[Opening TASK DATA section]

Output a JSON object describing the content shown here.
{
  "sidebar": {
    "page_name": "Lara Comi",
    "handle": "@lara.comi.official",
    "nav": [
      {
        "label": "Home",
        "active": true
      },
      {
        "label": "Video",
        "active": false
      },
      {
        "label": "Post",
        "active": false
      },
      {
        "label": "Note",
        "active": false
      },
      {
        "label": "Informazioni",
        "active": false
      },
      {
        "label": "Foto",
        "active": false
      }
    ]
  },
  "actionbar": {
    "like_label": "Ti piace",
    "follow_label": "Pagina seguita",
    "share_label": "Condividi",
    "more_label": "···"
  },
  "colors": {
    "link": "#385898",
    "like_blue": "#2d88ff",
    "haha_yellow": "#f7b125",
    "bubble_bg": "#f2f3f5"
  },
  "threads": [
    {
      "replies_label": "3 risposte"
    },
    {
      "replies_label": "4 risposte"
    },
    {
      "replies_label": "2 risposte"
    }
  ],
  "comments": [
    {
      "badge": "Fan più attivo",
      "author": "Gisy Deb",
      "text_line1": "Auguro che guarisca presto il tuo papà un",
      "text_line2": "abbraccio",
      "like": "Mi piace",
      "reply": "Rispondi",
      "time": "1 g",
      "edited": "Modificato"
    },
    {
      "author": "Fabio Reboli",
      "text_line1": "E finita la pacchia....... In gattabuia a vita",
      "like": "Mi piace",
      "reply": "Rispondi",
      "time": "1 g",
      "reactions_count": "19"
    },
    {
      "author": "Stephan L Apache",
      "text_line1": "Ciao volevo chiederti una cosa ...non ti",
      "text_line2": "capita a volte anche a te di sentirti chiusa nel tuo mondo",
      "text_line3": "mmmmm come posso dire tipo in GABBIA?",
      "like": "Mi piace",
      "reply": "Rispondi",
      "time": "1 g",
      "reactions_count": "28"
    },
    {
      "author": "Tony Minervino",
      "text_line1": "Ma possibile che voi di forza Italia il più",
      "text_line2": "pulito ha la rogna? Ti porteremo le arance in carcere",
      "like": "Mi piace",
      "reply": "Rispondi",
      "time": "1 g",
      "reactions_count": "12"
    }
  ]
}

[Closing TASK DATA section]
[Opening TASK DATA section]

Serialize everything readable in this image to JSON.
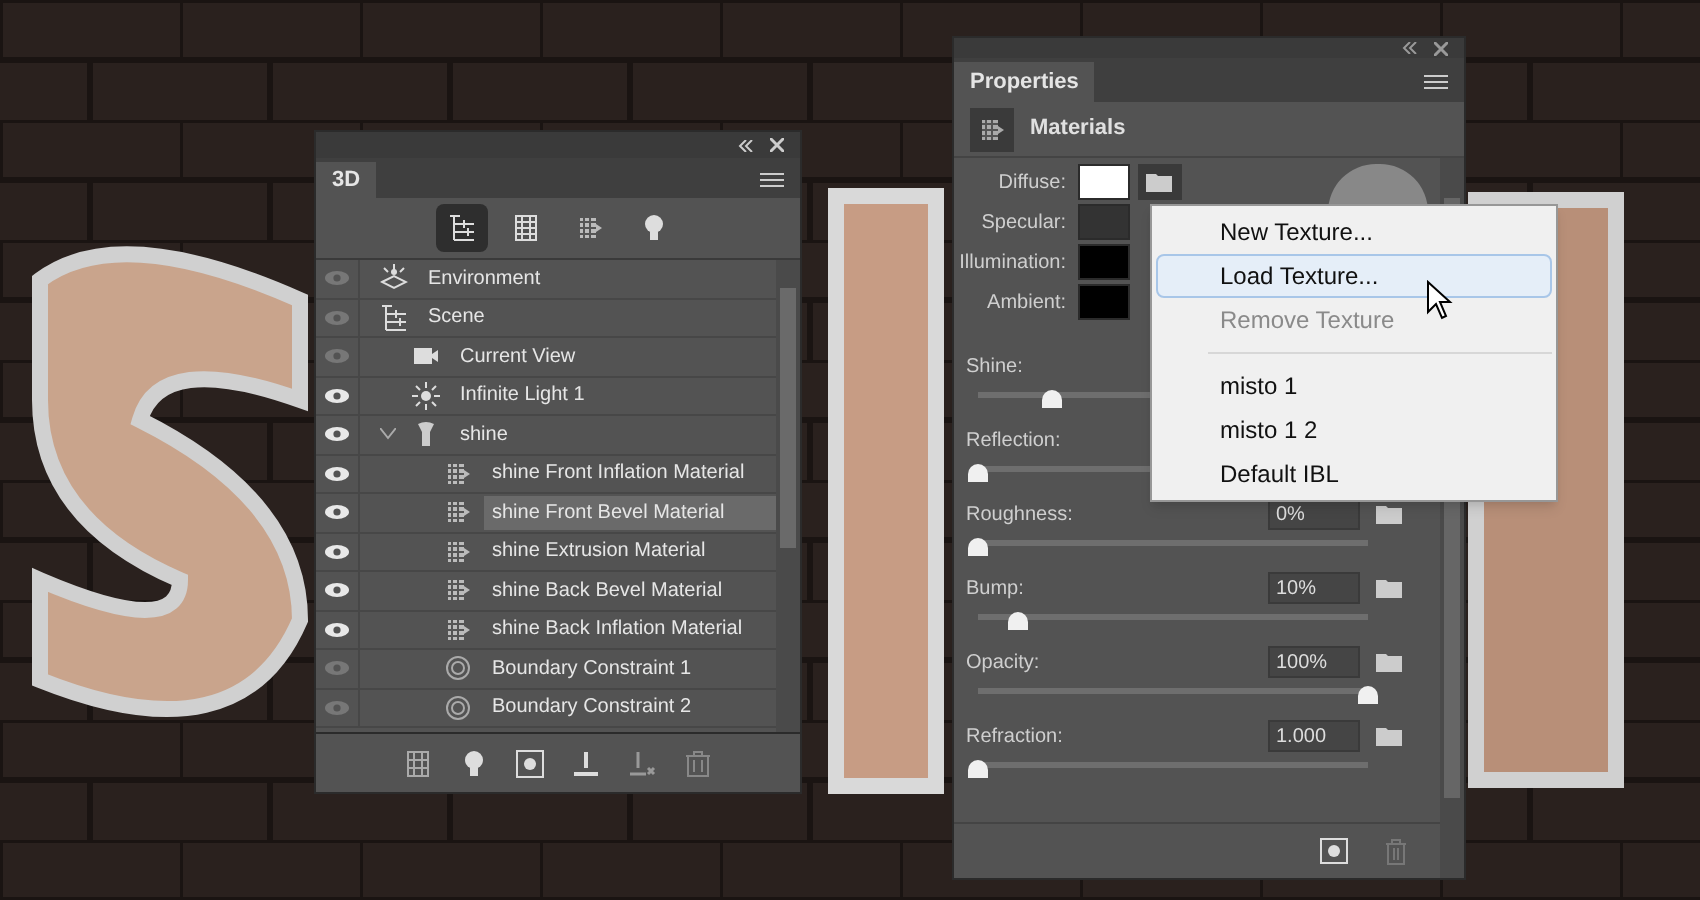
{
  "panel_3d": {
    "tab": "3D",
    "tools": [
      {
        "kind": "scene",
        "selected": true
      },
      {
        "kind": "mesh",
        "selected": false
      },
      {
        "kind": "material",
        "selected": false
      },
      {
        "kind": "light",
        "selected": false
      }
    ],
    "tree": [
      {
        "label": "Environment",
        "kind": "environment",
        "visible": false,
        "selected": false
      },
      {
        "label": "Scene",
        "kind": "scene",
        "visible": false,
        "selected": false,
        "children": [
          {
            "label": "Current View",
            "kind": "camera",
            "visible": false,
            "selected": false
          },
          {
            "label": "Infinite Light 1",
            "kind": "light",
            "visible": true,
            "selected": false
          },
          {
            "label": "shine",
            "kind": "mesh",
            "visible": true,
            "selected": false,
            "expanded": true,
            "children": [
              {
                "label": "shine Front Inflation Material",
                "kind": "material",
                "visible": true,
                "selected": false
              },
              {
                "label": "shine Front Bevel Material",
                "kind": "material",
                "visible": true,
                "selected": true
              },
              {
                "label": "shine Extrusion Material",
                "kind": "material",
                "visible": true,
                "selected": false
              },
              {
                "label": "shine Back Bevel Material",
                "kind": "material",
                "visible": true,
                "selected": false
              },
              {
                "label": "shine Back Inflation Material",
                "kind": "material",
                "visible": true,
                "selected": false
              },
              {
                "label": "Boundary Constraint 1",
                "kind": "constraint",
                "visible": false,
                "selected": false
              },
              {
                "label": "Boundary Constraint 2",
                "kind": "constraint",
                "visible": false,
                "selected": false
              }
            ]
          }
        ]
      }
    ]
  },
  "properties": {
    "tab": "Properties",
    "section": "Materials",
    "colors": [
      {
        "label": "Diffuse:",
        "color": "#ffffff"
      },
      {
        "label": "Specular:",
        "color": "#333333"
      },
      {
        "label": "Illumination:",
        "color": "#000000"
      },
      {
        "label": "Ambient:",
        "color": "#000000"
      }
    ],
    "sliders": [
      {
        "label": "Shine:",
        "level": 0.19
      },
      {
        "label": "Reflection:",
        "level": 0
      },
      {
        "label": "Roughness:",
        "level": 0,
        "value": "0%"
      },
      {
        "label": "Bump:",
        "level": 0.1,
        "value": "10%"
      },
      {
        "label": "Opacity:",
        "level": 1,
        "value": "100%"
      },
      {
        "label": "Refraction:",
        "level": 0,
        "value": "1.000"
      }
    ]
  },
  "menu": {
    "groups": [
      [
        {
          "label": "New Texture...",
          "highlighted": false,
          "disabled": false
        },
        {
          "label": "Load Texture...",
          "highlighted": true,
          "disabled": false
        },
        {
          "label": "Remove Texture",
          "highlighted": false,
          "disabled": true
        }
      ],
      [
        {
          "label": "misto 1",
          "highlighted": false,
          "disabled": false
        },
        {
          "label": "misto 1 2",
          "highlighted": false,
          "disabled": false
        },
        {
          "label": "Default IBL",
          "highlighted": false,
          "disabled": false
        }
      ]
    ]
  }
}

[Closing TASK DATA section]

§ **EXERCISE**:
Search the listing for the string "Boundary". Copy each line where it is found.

§ **OUTPUT OF THE EXERCISE**:
                "label": "Boundary Constraint 1",
                "label": "Boundary Constraint 2",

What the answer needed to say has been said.